If you stay under a large Mesocyclone long enough, your going to see some interesting things. This bolt was just ahead of a large rain shaft as the storm moved right to left. The dog leg in the precipitation shaft show a pretty huge change of direction. Winds can do very unusual things around these monster clouds. The light environment was basically pitch black post sunset but the flash bulb was adequate to the chore. I have to use a 25 second time exposure to do this kind of work. Wind is never an asset in that work. 🙂
The reason I like this is you can see the point of impact. It hit what I call “ridge 2” about 3 miles to my south of my position. I’m sure it hit a tree seeing the sparks. Fortunately it did rain which would put out any grass fires. I have seen trees burn for days internally after a strike. I have put out several of them. You could pour 1000 gallons of water on a burning tree and not put it out. It usually is nessary to tear it up to really put out an internally burning Pine tree. Most of the time the lighting runs down the outer bark blowing away chunks of the tree in the process. I see a LOT of lightning scars on the old growth timber along the ridge lines. Most trees survive the strikes. Some certainly don’t….
I think there is some affection there. I think the moon was trying to Dock there….You know, take on supplies and the like…. 😜 📷
Finding the Cliff was easy. Getting far enough away from the rocks to place the cliff in the same focal plane as the moon (infinite) was the hard part. Topography has to cooperate along with celestial agreement. The Moon is mostly a moving target remember. Getting planets and Cliffs to line up has some complexity to the capture to get both in focus. Position your head/camera in the X,Y,Z and time 4th dimension (time in this case). Getting a kiss on a moving face is pretty hard. I had the idea at first of making them contact by moving my head about 1/2 inch to the left. It’s truly amazing how little one has to move to have an object 600 yards plus away (cliff) to cover a moon a couple of hundred thousand miles away. Nailed the focus on the cliff, the moon is a little soft. I will perfect this with time.

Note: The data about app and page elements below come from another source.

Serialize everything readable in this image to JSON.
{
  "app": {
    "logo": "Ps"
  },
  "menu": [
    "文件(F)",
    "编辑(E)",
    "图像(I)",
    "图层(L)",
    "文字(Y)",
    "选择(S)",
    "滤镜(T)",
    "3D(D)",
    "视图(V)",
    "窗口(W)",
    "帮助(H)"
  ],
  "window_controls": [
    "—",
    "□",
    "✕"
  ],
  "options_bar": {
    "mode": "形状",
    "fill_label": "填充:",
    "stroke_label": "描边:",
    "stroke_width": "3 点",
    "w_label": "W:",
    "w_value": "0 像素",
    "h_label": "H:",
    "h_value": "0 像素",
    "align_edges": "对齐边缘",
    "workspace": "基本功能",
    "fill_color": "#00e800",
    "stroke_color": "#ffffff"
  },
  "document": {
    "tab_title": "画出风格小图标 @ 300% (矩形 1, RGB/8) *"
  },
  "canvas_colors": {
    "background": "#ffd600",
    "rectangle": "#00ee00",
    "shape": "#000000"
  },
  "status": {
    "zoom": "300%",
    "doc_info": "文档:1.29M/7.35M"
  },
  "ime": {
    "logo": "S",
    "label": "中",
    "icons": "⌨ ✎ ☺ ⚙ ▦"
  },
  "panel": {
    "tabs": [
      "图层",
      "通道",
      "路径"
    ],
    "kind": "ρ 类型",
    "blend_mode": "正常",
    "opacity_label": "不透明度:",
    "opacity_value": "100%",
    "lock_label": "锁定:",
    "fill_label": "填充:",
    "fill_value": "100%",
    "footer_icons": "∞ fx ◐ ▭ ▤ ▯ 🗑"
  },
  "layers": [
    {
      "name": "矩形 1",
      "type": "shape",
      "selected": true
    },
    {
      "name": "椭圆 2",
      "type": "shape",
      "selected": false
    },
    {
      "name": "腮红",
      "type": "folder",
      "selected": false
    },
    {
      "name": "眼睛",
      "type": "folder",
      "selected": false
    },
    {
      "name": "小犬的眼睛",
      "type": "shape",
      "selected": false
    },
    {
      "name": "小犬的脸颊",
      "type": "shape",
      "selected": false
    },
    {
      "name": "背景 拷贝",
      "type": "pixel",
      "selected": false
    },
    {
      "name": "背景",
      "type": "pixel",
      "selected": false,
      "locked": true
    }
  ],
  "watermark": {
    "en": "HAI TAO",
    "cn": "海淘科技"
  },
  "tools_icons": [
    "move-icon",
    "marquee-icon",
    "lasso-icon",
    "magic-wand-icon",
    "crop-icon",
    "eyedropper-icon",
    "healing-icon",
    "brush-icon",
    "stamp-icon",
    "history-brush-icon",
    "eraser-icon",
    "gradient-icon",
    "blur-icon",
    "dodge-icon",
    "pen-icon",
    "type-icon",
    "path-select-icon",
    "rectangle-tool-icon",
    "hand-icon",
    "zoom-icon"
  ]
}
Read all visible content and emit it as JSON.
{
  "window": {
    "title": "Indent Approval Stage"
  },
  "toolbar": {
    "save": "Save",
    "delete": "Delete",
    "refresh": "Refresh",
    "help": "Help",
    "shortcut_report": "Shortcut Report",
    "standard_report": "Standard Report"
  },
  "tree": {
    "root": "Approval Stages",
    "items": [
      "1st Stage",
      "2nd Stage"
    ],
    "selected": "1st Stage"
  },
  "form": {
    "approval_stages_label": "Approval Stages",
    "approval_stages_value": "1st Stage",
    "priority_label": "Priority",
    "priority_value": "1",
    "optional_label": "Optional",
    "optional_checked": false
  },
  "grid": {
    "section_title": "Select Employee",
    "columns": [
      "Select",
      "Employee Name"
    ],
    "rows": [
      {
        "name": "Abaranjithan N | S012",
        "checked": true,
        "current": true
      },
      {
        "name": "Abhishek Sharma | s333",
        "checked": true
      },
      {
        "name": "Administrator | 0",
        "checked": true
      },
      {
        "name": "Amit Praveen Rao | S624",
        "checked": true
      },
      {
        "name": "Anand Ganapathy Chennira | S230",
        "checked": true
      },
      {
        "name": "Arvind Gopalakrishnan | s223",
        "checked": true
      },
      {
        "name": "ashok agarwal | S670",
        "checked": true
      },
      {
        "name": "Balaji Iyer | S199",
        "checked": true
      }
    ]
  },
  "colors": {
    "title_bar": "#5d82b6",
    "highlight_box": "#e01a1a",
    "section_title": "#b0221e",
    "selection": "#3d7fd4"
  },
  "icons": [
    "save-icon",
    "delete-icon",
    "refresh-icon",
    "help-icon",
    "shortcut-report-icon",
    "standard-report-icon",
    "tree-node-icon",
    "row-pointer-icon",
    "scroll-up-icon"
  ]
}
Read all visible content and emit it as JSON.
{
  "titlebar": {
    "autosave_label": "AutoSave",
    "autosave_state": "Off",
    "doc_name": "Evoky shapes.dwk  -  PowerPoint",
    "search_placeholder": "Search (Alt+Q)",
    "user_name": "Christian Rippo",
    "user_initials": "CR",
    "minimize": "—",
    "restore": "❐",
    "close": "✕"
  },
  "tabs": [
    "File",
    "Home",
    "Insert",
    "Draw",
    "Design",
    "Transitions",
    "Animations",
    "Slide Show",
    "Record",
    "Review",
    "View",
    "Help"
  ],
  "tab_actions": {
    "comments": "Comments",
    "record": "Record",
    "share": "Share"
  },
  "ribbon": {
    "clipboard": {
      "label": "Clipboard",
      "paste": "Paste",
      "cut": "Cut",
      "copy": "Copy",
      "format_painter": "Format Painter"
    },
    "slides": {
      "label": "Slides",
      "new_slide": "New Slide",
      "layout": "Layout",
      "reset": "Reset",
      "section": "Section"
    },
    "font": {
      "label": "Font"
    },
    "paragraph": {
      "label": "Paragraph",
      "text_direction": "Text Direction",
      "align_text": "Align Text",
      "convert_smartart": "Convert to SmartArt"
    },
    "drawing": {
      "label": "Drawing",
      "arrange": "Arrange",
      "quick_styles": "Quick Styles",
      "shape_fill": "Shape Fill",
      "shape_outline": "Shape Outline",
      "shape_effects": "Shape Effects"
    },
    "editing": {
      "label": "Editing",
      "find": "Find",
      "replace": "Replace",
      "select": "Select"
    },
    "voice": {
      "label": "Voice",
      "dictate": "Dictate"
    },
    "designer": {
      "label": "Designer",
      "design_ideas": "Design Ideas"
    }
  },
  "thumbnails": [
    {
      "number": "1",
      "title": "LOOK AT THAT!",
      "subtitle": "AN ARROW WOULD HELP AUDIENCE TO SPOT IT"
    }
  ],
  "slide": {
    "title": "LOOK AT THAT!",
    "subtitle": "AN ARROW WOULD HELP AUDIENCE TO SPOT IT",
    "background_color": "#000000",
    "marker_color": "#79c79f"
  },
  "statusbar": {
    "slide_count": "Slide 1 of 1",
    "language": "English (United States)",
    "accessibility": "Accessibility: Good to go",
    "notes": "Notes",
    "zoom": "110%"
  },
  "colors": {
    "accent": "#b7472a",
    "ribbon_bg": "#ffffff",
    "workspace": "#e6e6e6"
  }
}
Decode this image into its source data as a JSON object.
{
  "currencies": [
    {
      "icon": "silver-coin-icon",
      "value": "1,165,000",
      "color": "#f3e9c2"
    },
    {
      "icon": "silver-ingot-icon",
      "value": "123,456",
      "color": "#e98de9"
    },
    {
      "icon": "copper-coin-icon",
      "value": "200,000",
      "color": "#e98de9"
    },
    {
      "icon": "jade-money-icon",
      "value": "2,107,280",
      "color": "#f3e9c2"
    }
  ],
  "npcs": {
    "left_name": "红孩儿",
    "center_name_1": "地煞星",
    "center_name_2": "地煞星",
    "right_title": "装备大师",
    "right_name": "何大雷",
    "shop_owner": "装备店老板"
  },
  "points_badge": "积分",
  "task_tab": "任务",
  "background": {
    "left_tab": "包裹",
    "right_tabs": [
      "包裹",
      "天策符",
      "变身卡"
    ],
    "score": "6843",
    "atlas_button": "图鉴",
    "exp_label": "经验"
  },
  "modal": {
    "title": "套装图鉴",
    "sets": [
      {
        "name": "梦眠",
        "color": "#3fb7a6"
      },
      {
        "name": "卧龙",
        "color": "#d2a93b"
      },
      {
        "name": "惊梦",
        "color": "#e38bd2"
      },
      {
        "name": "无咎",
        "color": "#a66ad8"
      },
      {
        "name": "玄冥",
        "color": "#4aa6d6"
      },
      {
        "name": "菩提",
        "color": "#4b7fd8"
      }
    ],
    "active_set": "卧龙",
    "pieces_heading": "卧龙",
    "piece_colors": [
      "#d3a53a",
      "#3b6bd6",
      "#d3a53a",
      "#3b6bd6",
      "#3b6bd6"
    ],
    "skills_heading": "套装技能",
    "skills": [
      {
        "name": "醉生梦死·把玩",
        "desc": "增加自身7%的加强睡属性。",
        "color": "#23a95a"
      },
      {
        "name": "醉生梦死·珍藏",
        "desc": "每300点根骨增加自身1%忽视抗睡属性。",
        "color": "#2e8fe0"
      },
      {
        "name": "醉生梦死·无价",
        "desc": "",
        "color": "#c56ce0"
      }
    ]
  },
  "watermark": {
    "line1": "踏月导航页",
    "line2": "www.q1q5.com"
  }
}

This is the Sturgeon Moon, August Moon 2020. Filed under things you can do with a 1200 mm lens…. So far I have many captures of this months moon in various situations that will work their way into my work flow shortly. Remember the full moon was 9 days ago as this posts. That is how long it takes to go from Click to Publish with me doing this essentially full time. I figure I invest on average 1.5 hours work per image/narrative page on average and I publish 4 a day every day.